Richard’s scythe workshop
The management and aftercare of sown meadows is absolutely essential for maintaining flowering interest and balance between grasses and wild flowers. The most important part of this management is mid-summer mowing to cut and remove vegetation after peak flowering. Traditionally this would involve the use of scythes to take a hay crop.
This photograph of Richard's workshop features in our new 2016 catalogue. It shows the large collection of tools old and new Richard has amassed in his quest to find the best tools for the task of meadow management and to be able to recommend these to people who create their own small to medium sized meadows using Emorsgate seeds.
Initially Richard tried using a variety of vintage old English scythes, including one he inherited from his great grandfather.

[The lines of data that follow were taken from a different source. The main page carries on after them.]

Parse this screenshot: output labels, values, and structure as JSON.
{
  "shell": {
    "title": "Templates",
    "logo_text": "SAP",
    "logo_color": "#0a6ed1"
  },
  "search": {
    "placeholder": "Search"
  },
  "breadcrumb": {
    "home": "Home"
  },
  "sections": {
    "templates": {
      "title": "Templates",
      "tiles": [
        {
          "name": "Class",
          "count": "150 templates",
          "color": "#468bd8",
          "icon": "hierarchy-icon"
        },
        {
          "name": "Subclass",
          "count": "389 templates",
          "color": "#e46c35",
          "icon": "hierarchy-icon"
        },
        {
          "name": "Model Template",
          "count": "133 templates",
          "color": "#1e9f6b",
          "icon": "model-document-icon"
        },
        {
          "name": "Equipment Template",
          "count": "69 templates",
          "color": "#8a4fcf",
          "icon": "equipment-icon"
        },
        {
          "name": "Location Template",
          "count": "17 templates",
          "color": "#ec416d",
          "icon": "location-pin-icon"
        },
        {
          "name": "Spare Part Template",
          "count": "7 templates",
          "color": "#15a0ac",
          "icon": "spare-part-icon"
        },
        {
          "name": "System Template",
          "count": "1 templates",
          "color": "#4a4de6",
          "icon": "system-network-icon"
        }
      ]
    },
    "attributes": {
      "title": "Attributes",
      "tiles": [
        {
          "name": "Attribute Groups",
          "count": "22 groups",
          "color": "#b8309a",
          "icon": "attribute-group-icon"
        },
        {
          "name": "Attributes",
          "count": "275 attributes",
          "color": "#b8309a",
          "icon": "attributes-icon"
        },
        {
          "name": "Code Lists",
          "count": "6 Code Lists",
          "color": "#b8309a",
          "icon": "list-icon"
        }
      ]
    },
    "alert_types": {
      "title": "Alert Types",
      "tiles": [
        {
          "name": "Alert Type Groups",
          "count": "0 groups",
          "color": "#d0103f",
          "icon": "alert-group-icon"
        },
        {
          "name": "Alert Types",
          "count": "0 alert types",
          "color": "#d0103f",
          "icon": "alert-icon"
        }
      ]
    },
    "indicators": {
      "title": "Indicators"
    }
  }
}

These are the scythes with the curved snaths (handles); there is a group of them in the left corner and one hanging on the right (plus a vintage Scottish pattern scythe). He also tried a variety of grass hooks and sickles which can be seen on the ledge.
Old English scythes are generally difficult to use. The main reason for this is that they are mainly built for past generations of workers who were significantly shorter in stature (like Richards great grandfather, who he calculates must have been around 5ft 2" tall). These simply cannot be adjusted for efficient use by taller people; their handles are too short. Grass hooks can work but are hard, back straining work, not recommended for more than the smallest meadow patch.
Regular lawn mowers are not up to the job of cutting long meadow grass. Richard tried using a hedge trimmer but burnt out its motor. He finds strimmers and petrol brush cutters both unpleasant to operate and inefficient.
Richard finally found the best solution to mowing his own meadow in 2007 when he discovered the efficient new light weight scythes being imported to Britain from Austria (the scythe with straight snath in centre main photo and below). He now enthusiastically promotes their use and we now we offer scythe kits you can purchase through our website.
The other meadow tools which are useful to have are pitch forks and hay rakes for turning and collecting cut grass and hay. Pitch forks are still widely sold in garden and hardware stores. Good rakes are not so easy to come by so we also offer traditional rakes for sale through our website.
Also in the main workshop photo you can see a variety of other tools such as seed fiddle and trough for sowing seeds (we offer a modern version of this seed broadcaster) and benches for maintaining blades (peening) or making snaths (a shave horse). Richard offers courses and training in the use and maintenance of scythes.
Posted on 07 March 2016,